- _Assigned task_
Wherever "screenshot" turns up in the entries, copy out the line that holds it.
++++ Recorded information
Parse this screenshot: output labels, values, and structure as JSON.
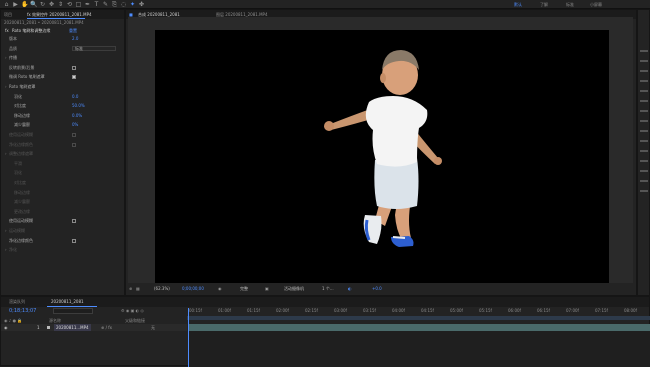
{
  "toolbar": {
    "tools": [
      "home-icon",
      "selection-icon",
      "hand-icon",
      "zoom-icon",
      "orbit-icon",
      "pan-icon",
      "dolly-icon",
      "rotate-icon",
      "rect-mask-icon",
      "pen-icon",
      "type-icon",
      "brush-icon",
      "clone-icon",
      "eraser-icon",
      "roto-brush-icon",
      "puppet-icon"
    ],
    "workspaces": [
      "默认",
      "了解",
      "标准",
      "小屏幕"
    ]
  },
  "project_tab": "项目",
  "effect_tab": "fx 效果控件 20200811_2081.MP4",
  "effect_subtitle": "20200811_2081 • 20200811_2081.MP4",
  "comp_tabs": {
    "comp": "合成 20200811_2081",
    "footage": "图层 20200811_2081.MP4"
  },
  "comp_subtab": "20200811_2081",
  "effect": {
    "name": "Roto 笔刷和调整边缘",
    "reset": "重置",
    "props": [
      {
        "label": "版本",
        "value": "2.0",
        "style": "blue"
      },
      {
        "label": "品质",
        "value": "标准",
        "type": "dropdown"
      },
      {
        "label": "传播",
        "value": "",
        "type": "section"
      },
      {
        "label": "反转前景/后景",
        "type": "checkbox",
        "checked": false
      },
      {
        "label": "微调 Roto 笔刷遮罩",
        "type": "checkbox",
        "checked": true
      },
      {
        "label": "Roto 笔刷遮罩",
        "value": "",
        "type": "section"
      },
      {
        "label": "羽化",
        "value": "0.0",
        "style": "blue",
        "indent": 2
      },
      {
        "label": "对比度",
        "value": "50.0%",
        "style": "blue",
        "indent": 2
      },
      {
        "label": "移动边缘",
        "value": "0.0%",
        "style": "blue",
        "indent": 2
      },
      {
        "label": "减少震颤",
        "value": "0%",
        "style": "blue",
        "indent": 2
      },
      {
        "label": "使用运动模糊",
        "type": "checkbox",
        "dim": true
      },
      {
        "label": "净化边缘颜色",
        "type": "checkbox",
        "dim": true
      },
      {
        "label": "调整边缘遮罩",
        "type": "section",
        "dim": true
      },
      {
        "label": "平滑",
        "value": "",
        "dim": true,
        "indent": 2
      },
      {
        "label": "羽化",
        "value": "",
        "dim": true,
        "indent": 2
      },
      {
        "label": "对比度",
        "value": "",
        "dim": true,
        "indent": 2
      },
      {
        "label": "移动边缘",
        "value": "",
        "dim": true,
        "indent": 2
      },
      {
        "label": "减少震颤",
        "value": "",
        "dim": true,
        "indent": 2
      },
      {
        "label": "更改边缘",
        "value": "",
        "dim": true,
        "indent": 2
      },
      {
        "label": "使用运动模糊",
        "type": "checkbox",
        "checked": false
      },
      {
        "label": "运动模糊",
        "type": "section",
        "dim": true
      },
      {
        "label": "净化边缘颜色",
        "type": "checkbox",
        "checked": false
      },
      {
        "label": "净化",
        "type": "section",
        "dim": true
      }
    ]
  },
  "viewer": {
    "zoom": "(62.3%)",
    "timecode": "0;00;00;00",
    "resolution": "完整",
    "camera": "活动摄像机",
    "views": "1 个...",
    "offset": "+0.0"
  },
  "right_panel_labels": [
    "",
    "",
    "",
    "",
    "",
    "",
    "",
    "",
    "",
    "",
    "",
    "",
    "",
    "",
    ""
  ],
  "timeline": {
    "render_queue_tab": "渲染队列",
    "comp_tab": "20200811_2081",
    "timecode": "0;18;13;07",
    "search_placeholder": "",
    "col_source": "源名称",
    "col_parent": "父级和链接",
    "layer_number": "1",
    "layer_name": "20200811...MP4",
    "layer_parent": "无",
    "ruler": [
      "00:15f",
      "01:00f",
      "01:15f",
      "02:00f",
      "02:15f",
      "03:00f",
      "03:15f",
      "04:00f",
      "04:15f",
      "05:00f",
      "05:15f",
      "06:00f",
      "06:15f",
      "07:00f",
      "07:15f",
      "08:00f"
    ]
  }
}
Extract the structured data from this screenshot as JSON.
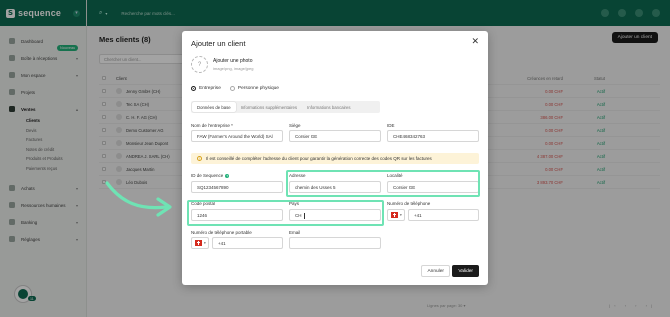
{
  "app": {
    "brand": "sequence",
    "topbar_search_placeholder": "Recherche par mots clés...",
    "main_title": "Mes clients (8)",
    "add_client_label": "Ajouter un client",
    "filter_placeholder": "Chercher un client..."
  },
  "sidebar": {
    "items": [
      {
        "label": "Dashboard"
      },
      {
        "label": "Boîte à réceptions",
        "badge": "Nouveau"
      },
      {
        "label": "Mon espace"
      },
      {
        "label": "Projets"
      },
      {
        "label": "Ventes"
      }
    ],
    "sub_items": [
      "Clients",
      "Devis",
      "Factures",
      "Notes de crédit",
      "Produits et Produits",
      "Paiements reçus"
    ],
    "bottom_items": [
      {
        "label": "Achats"
      },
      {
        "label": "Ressources humaines"
      },
      {
        "label": "Banking"
      },
      {
        "label": "Réglages"
      }
    ],
    "help_count": "11"
  },
  "table": {
    "headers": {
      "client": "Client",
      "amount": "Créances en retard",
      "status": "Statut"
    },
    "rows": [
      {
        "name": "Jenny GmbH (CH)",
        "amount": "0.00 CHF",
        "status": "Actif"
      },
      {
        "name": "Tec SA (CH)",
        "amount": "0.00 CHF",
        "status": "Actif"
      },
      {
        "name": "C. H. F. AG (CH)",
        "amount": "386.00 CHF",
        "status": "Actif"
      },
      {
        "name": "Demo Customer AG",
        "amount": "0.00 CHF",
        "status": "Actif"
      },
      {
        "name": "Monsieur Jean Dupont",
        "amount": "0.00 CHF",
        "status": "Actif"
      },
      {
        "name": "ANDREA J. SARL (CH)",
        "amount": "4 387.00 CHF",
        "status": "Actif"
      },
      {
        "name": "Jacques Martin",
        "amount": "0.00 CHF",
        "status": "Actif"
      },
      {
        "name": "Léo Dubois",
        "amount": "3 893.70 CHF",
        "status": "Actif"
      }
    ],
    "pager_label": "Lignes par page:",
    "pager_value": "30"
  },
  "modal": {
    "title": "Ajouter un client",
    "photo_title": "Ajouter une photo",
    "photo_subtitle": "image/png, image/jpeg",
    "radio_company": "Entreprise",
    "radio_person": "Personne physique",
    "tabs": [
      "Données de base",
      "Informations supplémentaires",
      "Informations bancaires"
    ],
    "fields": {
      "company_name_label": "Nom de l'entreprise *",
      "company_name_value": "FAW (Farmer's Around the World) SAl",
      "seat_label": "Siège",
      "seat_value": "Corsier GE",
      "ide_label": "IDE",
      "ide_value": "CHE468342763",
      "info_text": "Il est conseillé de compléter l'adresse du client pour garantir la génération correcte des codes QR sur les factures",
      "sequence_id_label": "ID de Sequence",
      "sequence_id_value": "SQ1234567890",
      "address_label": "Adresse",
      "address_value": "chemin des Usses 5",
      "locality_label": "Localité",
      "locality_value": "Corsier GE",
      "postal_label": "Code postal",
      "postal_value": "1246",
      "country_label": "Pays",
      "country_value": "CH",
      "phone_label": "Numéro de téléphone",
      "phone_prefix": "+41",
      "mobile_label": "Numéro de téléphone portable",
      "mobile_prefix": "+41",
      "email_label": "Email"
    },
    "cancel_label": "Annuler",
    "save_label": "Valider"
  },
  "colors": {
    "brand": "#0d6b52",
    "highlight": "#6fe3b4",
    "info_bg": "#fdf3d8"
  }
}
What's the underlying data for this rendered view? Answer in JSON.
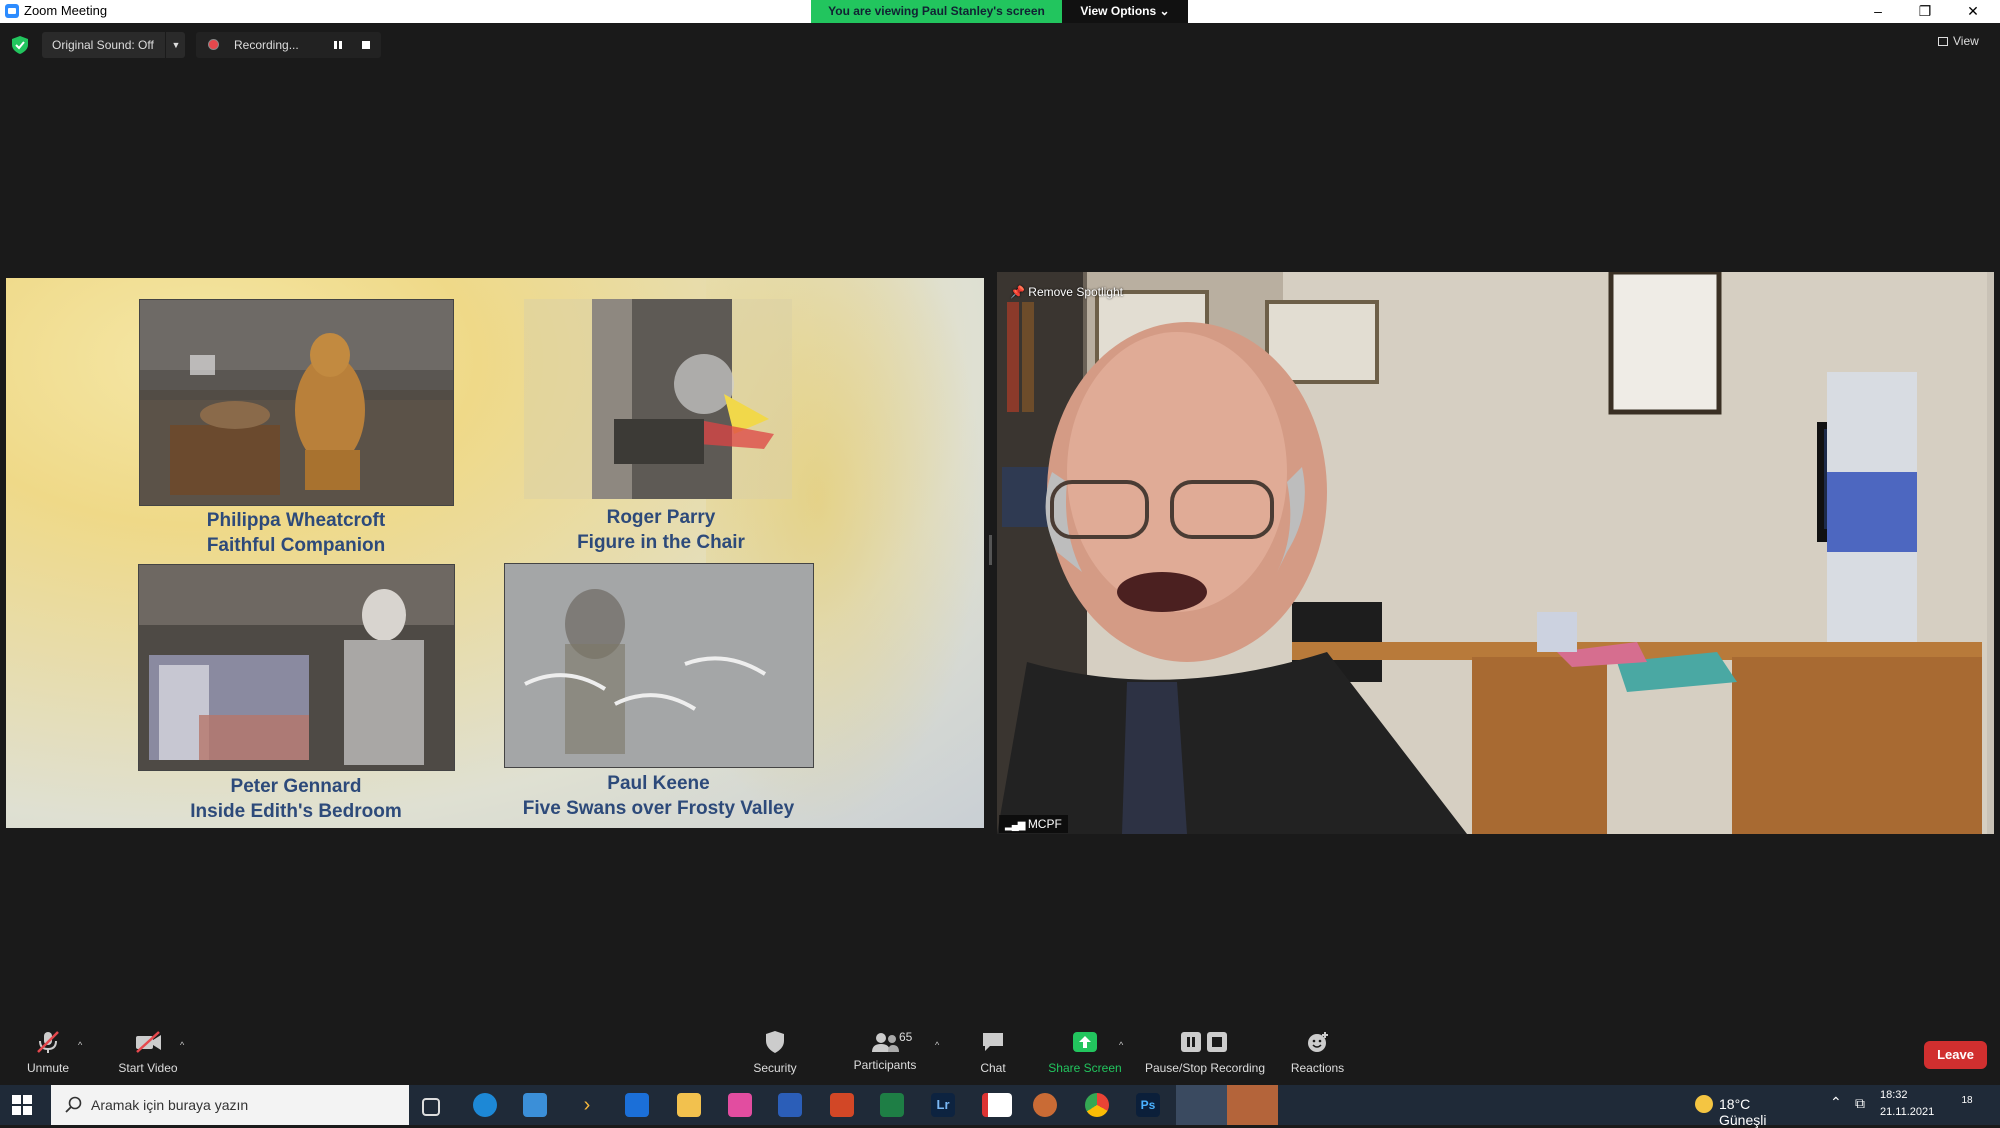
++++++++
- _Answer box_
Parse this screenshot: output labels, values, and structure as JSON.
Extract the structured data from this screenshot as JSON.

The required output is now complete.